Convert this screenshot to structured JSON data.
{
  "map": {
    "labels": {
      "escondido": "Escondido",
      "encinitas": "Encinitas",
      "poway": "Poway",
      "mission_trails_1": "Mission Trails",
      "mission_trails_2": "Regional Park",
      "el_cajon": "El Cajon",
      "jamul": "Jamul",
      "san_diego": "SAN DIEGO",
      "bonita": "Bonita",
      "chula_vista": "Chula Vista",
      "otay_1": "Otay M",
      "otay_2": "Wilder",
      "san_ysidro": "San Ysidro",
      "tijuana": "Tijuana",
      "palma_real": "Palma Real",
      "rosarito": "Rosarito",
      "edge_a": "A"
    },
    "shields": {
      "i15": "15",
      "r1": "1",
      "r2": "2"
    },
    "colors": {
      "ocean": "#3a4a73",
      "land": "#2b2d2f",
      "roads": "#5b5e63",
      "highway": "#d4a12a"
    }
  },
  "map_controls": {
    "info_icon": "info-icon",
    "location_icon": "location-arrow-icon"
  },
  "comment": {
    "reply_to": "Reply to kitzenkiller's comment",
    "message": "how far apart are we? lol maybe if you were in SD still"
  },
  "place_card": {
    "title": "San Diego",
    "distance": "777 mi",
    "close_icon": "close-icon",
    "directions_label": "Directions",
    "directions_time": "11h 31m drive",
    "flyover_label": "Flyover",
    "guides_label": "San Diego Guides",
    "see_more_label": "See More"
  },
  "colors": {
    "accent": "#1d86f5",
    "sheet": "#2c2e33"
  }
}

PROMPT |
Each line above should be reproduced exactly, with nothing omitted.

RESULT OF THIS EXERCISE |
Convert this screenshot to structured JSON data.
{
  "map": {
    "labels": {
      "escondido": "Escondido",
      "encinitas": "Encinitas",
      "poway": "Poway",
      "mission_trails_1": "Mission Trails",
      "mission_trails_2": "Regional Park",
      "el_cajon": "El Cajon",
      "jamul": "Jamul",
      "san_diego": "SAN DIEGO",
      "bonita": "Bonita",
      "chula_vista": "Chula Vista",
      "otay_1": "Otay M",
      "otay_2": "Wilder",
      "san_ysidro": "San Ysidro",
      "tijuana": "Tijuana",
      "palma_real": "Palma Real",
      "rosarito": "Rosarito",
      "edge_a": "A"
    },
    "shields": {
      "i15": "15",
      "r1": "1",
      "r2": "2"
    },
    "colors": {
      "ocean": "#3a4a73",
      "land": "#2b2d2f",
      "roads": "#5b5e63",
      "highway": "#d4a12a"
    }
  },
  "map_controls": {
    "info_icon": "info-icon",
    "location_icon": "location-arrow-icon"
  },
  "comment": {
    "reply_to": "Reply to kitzenkiller's comment",
    "message": "how far apart are we? lol maybe if you were in SD still"
  },
  "place_card": {
    "title": "San Diego",
    "distance": "777 mi",
    "close_icon": "close-icon",
    "directions_label": "Directions",
    "directions_time": "11h 31m drive",
    "flyover_label": "Flyover",
    "guides_label": "San Diego Guides",
    "see_more_label": "See More"
  },
  "colors": {
    "accent": "#1d86f5",
    "sheet": "#2c2e33"
  }
}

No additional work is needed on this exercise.